By Johnny C. Taylor, Jr. and Gary M. Stern
Despite the challenges posed by the current severe recession, the need remains for business organizations to attract, hire, and retain the most qualified and experienced employees. In this book, Taylor and Stern provide the reader with practical, viable tools that can serve to create and sustain a flexible, integrated, and creative business organization.
The authors first offer something of a guide to identifying and hiring the “right people.” In Chapter one, 10 common hiring mistakes are explored with examples and suggestions of how to address the mistakes. The authors contend that the actual hiring of the “right people” occurs at literally every level of an organization. A “holistic” hiring approach is advocated. The reader is encouraged to write a detailed job description and to focus upon the job candidate’s attributes and whether they are a cultural fit as opposed to merely their skills. Interestingly, Taylor and Stern argue that selecting the “right people” is merely the beginning point. The need then arises to inspire them to actually become part of the organization’s vision and to make meaningful, substantive contributions to its business goals. The insights provided by the authors are derived from and predicated upon their respective careers. In my opinion the hiring practices discussion are invaluable for any company, large or small, profit or not-for-profit.

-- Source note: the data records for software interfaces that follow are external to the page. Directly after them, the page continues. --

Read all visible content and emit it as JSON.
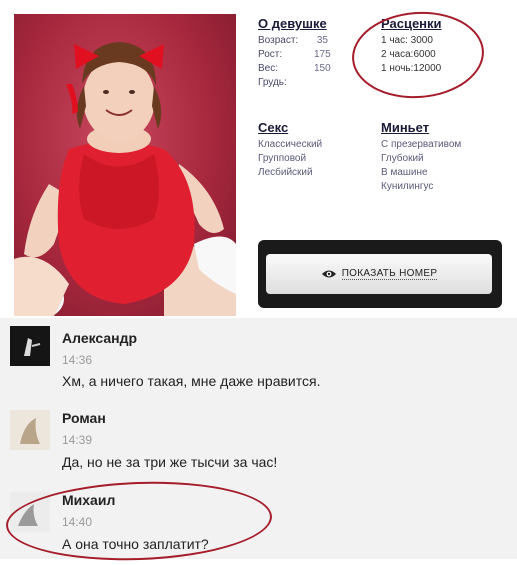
{
  "profile": {
    "about": {
      "heading": "О девушке",
      "fields": [
        {
          "label": "Возраст:",
          "value": "35"
        },
        {
          "label": "Рост:",
          "value": "175"
        },
        {
          "label": "Вес:",
          "value": "150"
        },
        {
          "label": "Грудь:",
          "value": ""
        }
      ]
    },
    "prices": {
      "heading": "Расценки",
      "items": [
        {
          "label": "1 час:",
          "value": "3000"
        },
        {
          "label": "2 часа:",
          "value": "6000"
        },
        {
          "label": "1 ночь:",
          "value": "12000"
        }
      ]
    },
    "services_a": {
      "heading": "Секс",
      "items": [
        "Классический",
        "Групповой",
        "Лесбийский"
      ]
    },
    "services_b": {
      "heading": "Миньет",
      "items": [
        "С презервативом",
        "Глубокий",
        "В машине",
        "Кунилингус"
      ]
    },
    "show_number_label": "ПОКАЗАТЬ НОМЕР",
    "show_number_icon": "eye-icon"
  },
  "comments": [
    {
      "author": "Александр",
      "time": "14:36",
      "text": "Хм, а ничего такая, мне даже нравится."
    },
    {
      "author": "Роман",
      "time": "14:39",
      "text": "Да, но не за три же тысчи за час!"
    },
    {
      "author": "Михаил",
      "time": "14:40",
      "text": "А она точно заплатит?"
    }
  ],
  "colors": {
    "annotation_circle": "#a51c2a",
    "photo_background": "#a8283e",
    "dress": "#e02030",
    "chat_background": "#f2f2f2"
  }
}
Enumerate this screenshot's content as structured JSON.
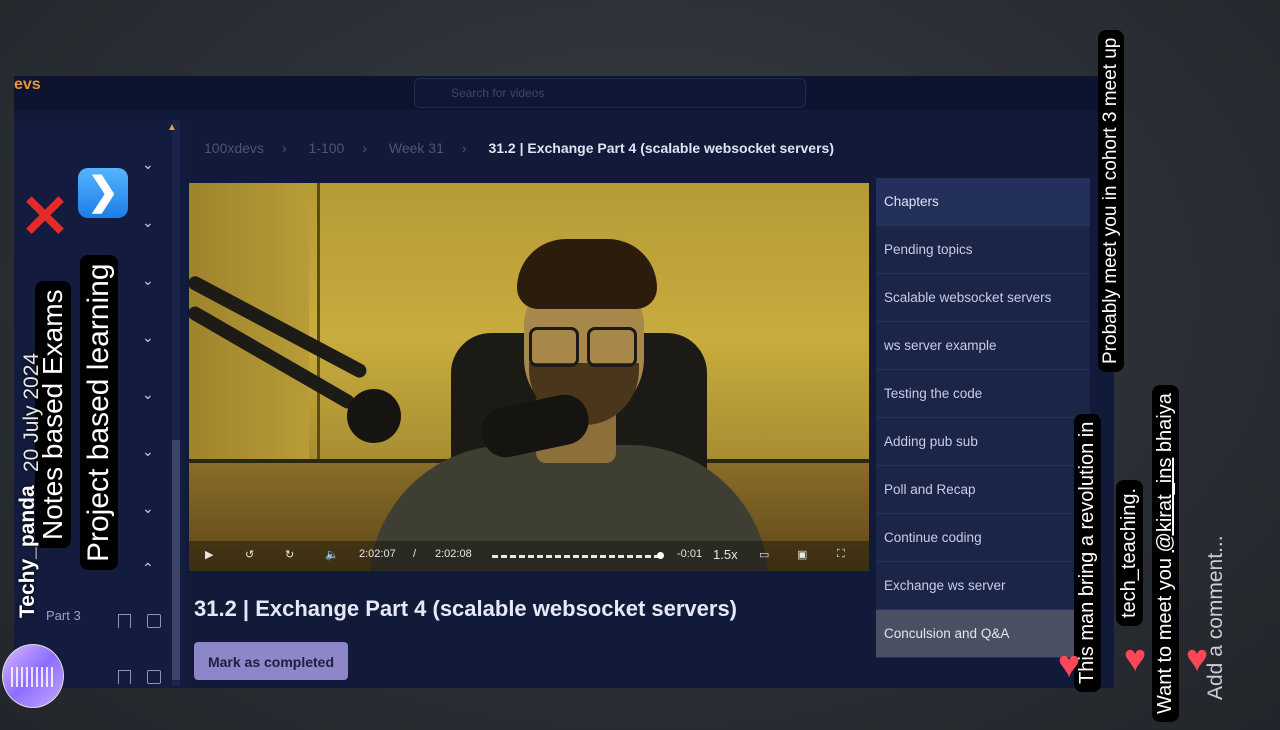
{
  "app": {
    "logo_text": "evs",
    "search_placeholder": "Search for videos"
  },
  "breadcrumb": [
    "100xdevs",
    "1-100",
    "Week 31",
    "31.2 | Exchange Part 4 (scalable websocket servers)"
  ],
  "sidebar": {
    "part_label": "Part 3"
  },
  "player": {
    "current_time": "2:02:07",
    "separator": "/",
    "duration": "2:02:08",
    "remaining": "-0:01",
    "speed": "1.5x",
    "progress": 0.99
  },
  "chapters": {
    "items": [
      "Chapters",
      "Pending topics",
      "Scalable websocket servers",
      "ws server example",
      "Testing the code",
      "Adding pub sub",
      "Poll and Recap",
      "Continue coding",
      "Exchange ws server",
      "Conculsion and Q&A"
    ]
  },
  "video": {
    "title": "31.2 | Exchange Part 4 (scalable websocket servers)",
    "mark_completed": "Mark as completed"
  },
  "story": {
    "user_name": "Techy_panda",
    "date": "20 July 2024",
    "notes_text": "Notes based Exams",
    "project_text": "Project based learning",
    "meet_text": "Probably meet you in cohort 3 meet up",
    "revolution_text": "This man bring a revolution in",
    "teaching_text": "tech_teaching.",
    "want_meet_text": "Want to meet you",
    "handle": "@kirat_ins",
    "bhaiya": "bhaiya",
    "comment_placeholder": "Add a comment...",
    "icons": [
      "cross-mark-icon",
      "arrow-right-icon",
      "heart-icon"
    ],
    "colors": {
      "heart": "#ff4757",
      "cross": "#e52a2a",
      "arrow_bg": "#1b7ee6",
      "accent": "#e8953a"
    }
  }
}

The book offers a five-step program for “talent acquisition,” suggesting that the “talent acquisition director” is the equivalent of the organization’s sales director. The steps are discussed in part by considering examples of how three companies have implemented the strategy. I found this section intriguing and of significant value.
One of the most challenging issues for any employer is how to retain the “right people” that they spent so much time and effort identifying and then hiring. This book posits that by making them fall in the love with the company you will accomplish your goal of retaining them. However, the term “retain” has a new meaning in today’s workplace. As the authors point out, a generation ago retention meant that the employee would stay for 25 years or more. Today the employee may only remain for three to five years. However, retaining an employer for three to five years represents a “very good return on your recruiting investment.” Simply put, the authors urge the reader to hire for the long term, offering examples of good retention practices from successful businesses.
The book also considers how to effectively assess resumés, references, as well as the interviewing process. I found the consideration of behavioral interviewing to be of particular note. Such interviewing practices are somewhat controversial and far too often are not addressed in this type of book.